• [WHAT IS NEEDED]:
Below are some records. How many of their lines contain the string "text"? Give the number only.

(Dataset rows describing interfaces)
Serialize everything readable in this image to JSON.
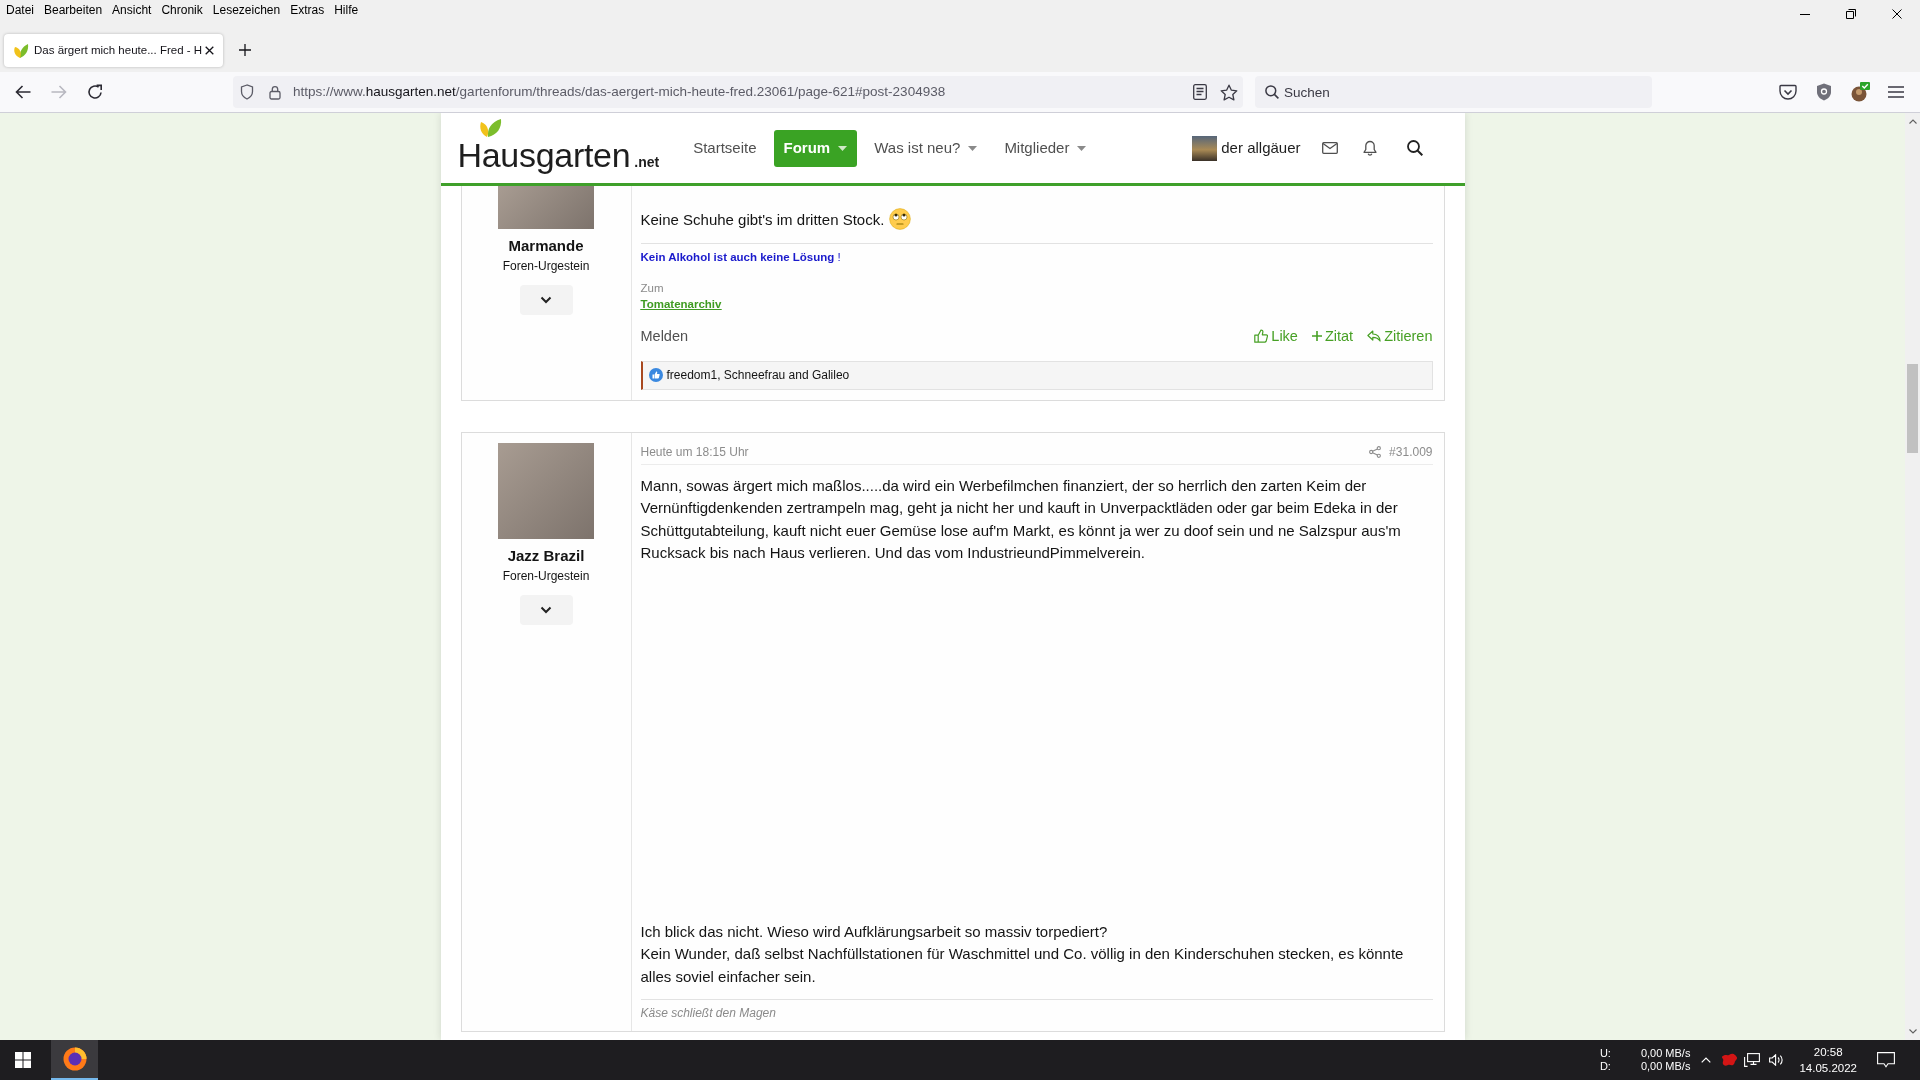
{
  "browser": {
    "menu": [
      "Datei",
      "Bearbeiten",
      "Ansicht",
      "Chronik",
      "Lesezeichen",
      "Extras",
      "Hilfe"
    ],
    "tabs": [
      {
        "title": "Das ärgert mich heute... Fred - H",
        "selected": true
      }
    ],
    "nav_buttons": [
      {
        "kind": "back",
        "disabled": false
      },
      {
        "kind": "forward",
        "disabled": true
      },
      {
        "kind": "reload",
        "disabled": false
      }
    ],
    "address": {
      "scheme": "https://www.",
      "host": "hausgarten.net",
      "path": "/gartenforum/threads/das-aergert-mich-heute-fred.23061/page-621#post-2304938"
    },
    "search": {
      "placeholder": "Suchen"
    }
  },
  "site_header": {
    "logo": {
      "name": "Hausgarten",
      "suffix": ".net"
    },
    "nav": [
      {
        "label": "Startseite",
        "selected": false,
        "dropdown": false
      },
      {
        "label": "Forum",
        "selected": true,
        "dropdown": true
      },
      {
        "label": "Was ist neu?",
        "selected": false,
        "dropdown": true
      },
      {
        "label": "Mitglieder",
        "selected": false,
        "dropdown": true
      }
    ],
    "user": {
      "name": "der allgäuer"
    }
  },
  "posts": [
    {
      "author": "Marmande",
      "role": "Foren-Urgestein",
      "blocks": [
        {
          "kind": "paragraph",
          "lines": [
            "Keine Schuhe gibt's im dritten Stock."
          ],
          "smilie": true
        }
      ],
      "signature": [
        {
          "kind": "slogan",
          "text": "**Kein Alkohol ist auch keine Lösung** !"
        },
        {
          "kind": "caption",
          "text": "Zum"
        },
        {
          "kind": "link",
          "text": "Tomatenarchiv"
        }
      ],
      "actions": {
        "report": "Melden",
        "links": [
          {
            "kind": "like",
            "label": "Like"
          },
          {
            "kind": "add_quote",
            "label": "Zitat"
          },
          {
            "kind": "quote",
            "label": "Zitieren"
          }
        ]
      },
      "reactions": {
        "names": "freedom1, Schneefrau and Galileo"
      }
    },
    {
      "date": "Heute um 18:15 Uhr",
      "number": "#31.009",
      "author": "Jazz Brazil",
      "role": "Foren-Urgestein",
      "blocks": [
        {
          "kind": "paragraph",
          "lines": [
            "Mann, sowas ärgert mich maßlos.....da wird ein Werbefilmchen finanziert, der so herrlich den zarten Keim der Vernünftigdenkenden zertrampeln mag, geht ja nicht her und kauft in Unverpacktläden oder gar beim Edeka in der Schüttgutabteilung, kauft nicht euer Gemüse lose auf'm Markt, es könnt ja wer zu doof sein und ne Salzspur aus'm Rucksack bis nach Haus verlieren. Und das vom IndustrieundPimmelverein."
          ]
        },
        {
          "kind": "embed"
        },
        {
          "kind": "paragraph",
          "lines": [
            "Ich blick das nicht. Wieso wird Aufklärungsarbeit so massiv torpediert?",
            "Kein Wunder, daß selbst Nachfüllstationen für Waschmittel und Co. völlig in den Kinderschuhen stecken, es könnte alles soviel einfacher sein."
          ]
        }
      ],
      "signature": [
        {
          "kind": "note",
          "text": "Käse schließt den Magen"
        }
      ]
    }
  ],
  "taskbar": {
    "apps": [
      {
        "selected": true
      }
    ],
    "network": {
      "upload_label": "U:",
      "upload_rate": "0,00 MB/s",
      "download_label": "D:",
      "download_rate": "0,00 MB/s"
    },
    "clock": {
      "time": "20:58",
      "date": "14.05.2022"
    }
  }
}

• [YOUR RESPONSE]:
4